“IF I WORE BEIGE no one would know who I was,” Queen Elizabeth II famously said. They were the words of a woman with a keen awareness of what clothes meant. Fashion, to the late Queen, was not frivolous – nor was it an insignificant part of her job. Quite the contrary; the monarch knew that what you wear matters, and when you are a public figure of such magnitude, it matters very much.

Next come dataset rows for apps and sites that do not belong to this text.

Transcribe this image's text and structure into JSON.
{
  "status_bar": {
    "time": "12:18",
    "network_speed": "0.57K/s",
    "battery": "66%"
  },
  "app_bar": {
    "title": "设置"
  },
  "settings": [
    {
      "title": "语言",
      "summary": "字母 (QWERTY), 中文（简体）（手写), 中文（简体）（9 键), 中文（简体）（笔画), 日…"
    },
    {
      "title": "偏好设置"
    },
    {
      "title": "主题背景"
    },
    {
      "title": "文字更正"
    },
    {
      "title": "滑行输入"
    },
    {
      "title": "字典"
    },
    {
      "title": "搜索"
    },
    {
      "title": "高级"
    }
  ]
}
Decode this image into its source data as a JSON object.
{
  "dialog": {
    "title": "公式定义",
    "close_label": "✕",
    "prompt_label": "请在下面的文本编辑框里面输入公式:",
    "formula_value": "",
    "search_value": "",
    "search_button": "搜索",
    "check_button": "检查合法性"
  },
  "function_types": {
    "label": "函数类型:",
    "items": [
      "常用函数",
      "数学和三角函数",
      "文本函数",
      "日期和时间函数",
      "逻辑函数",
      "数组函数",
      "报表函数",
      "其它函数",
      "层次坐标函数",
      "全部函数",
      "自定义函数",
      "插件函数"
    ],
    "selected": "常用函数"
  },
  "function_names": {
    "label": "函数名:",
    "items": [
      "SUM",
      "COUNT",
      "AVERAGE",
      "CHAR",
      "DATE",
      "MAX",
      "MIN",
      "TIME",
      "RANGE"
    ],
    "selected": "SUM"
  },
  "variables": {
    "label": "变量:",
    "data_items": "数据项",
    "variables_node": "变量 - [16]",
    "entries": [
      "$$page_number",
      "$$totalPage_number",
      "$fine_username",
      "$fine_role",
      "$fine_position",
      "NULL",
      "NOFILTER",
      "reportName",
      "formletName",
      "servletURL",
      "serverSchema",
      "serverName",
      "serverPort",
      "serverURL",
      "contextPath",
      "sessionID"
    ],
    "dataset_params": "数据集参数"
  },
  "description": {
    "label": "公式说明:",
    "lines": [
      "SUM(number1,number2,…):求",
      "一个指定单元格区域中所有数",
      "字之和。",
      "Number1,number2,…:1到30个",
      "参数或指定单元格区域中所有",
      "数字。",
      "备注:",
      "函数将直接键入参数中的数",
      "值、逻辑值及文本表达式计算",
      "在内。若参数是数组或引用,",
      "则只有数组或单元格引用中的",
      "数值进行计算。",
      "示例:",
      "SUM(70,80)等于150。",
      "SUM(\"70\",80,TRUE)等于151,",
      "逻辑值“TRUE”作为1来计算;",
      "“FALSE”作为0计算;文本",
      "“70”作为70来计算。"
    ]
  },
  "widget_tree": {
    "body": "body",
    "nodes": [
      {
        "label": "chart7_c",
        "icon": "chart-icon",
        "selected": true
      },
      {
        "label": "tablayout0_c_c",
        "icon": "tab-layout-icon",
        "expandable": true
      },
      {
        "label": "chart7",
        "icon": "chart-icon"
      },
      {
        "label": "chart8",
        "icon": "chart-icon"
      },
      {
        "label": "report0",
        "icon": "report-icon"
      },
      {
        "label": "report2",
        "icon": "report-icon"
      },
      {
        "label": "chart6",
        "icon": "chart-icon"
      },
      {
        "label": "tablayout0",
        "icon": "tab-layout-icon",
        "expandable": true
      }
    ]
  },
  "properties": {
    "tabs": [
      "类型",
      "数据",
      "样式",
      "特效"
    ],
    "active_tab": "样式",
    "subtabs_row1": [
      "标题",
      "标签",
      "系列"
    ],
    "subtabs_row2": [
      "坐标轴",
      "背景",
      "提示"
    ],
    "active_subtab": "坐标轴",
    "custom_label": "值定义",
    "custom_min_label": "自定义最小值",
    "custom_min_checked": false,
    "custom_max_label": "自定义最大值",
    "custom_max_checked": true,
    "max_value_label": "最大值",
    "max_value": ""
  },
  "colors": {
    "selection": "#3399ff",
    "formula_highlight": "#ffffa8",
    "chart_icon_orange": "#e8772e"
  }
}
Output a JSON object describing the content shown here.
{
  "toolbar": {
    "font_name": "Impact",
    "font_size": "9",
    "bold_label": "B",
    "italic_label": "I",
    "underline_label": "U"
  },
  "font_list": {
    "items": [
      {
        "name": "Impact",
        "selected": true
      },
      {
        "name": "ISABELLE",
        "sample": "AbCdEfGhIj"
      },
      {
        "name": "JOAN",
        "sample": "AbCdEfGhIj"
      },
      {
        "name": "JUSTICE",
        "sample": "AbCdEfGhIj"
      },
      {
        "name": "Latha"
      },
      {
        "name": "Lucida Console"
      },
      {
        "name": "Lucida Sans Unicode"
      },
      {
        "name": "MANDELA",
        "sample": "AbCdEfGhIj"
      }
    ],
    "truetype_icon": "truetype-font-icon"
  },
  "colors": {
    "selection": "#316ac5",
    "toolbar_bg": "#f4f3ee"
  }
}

Over the seven decades of her reign, Her Majesty became a style icon, but not necessarily because she set or even followed trends. Instead, she weaponised clothing. Getting dressed, as the Queen, meant marrying two complicated impulses: the desire to dress as oneself (her cherished countryside pragmatism) and the awareness that your personal expression must, in a way, be secondary to the role you fulfil – clothes loaded with symbolic weight. The Queen’s unflinching sense of individual sacrifice and her awareness that she was, first and foremost, a public servant, played out in how she dressed.
In this way, the Queen’s clothes were both costume and symbol. She would incorporate colours, motifs and accessories which spoke to the event she was attending, the head of state she was meeting or the nation she was visiting. Her use of colour allowed her to stand out – not only bringing joy to those who met her, but actually making it easier for those who had often travelled far to do so, to pick her out of the crowd. She would be bold when required, tempered when reflecting a national mood, or practical when the occasion called for it. She was stylish, polished and elegant to a fault, and never without forethought. The Queen wore nothing by accident.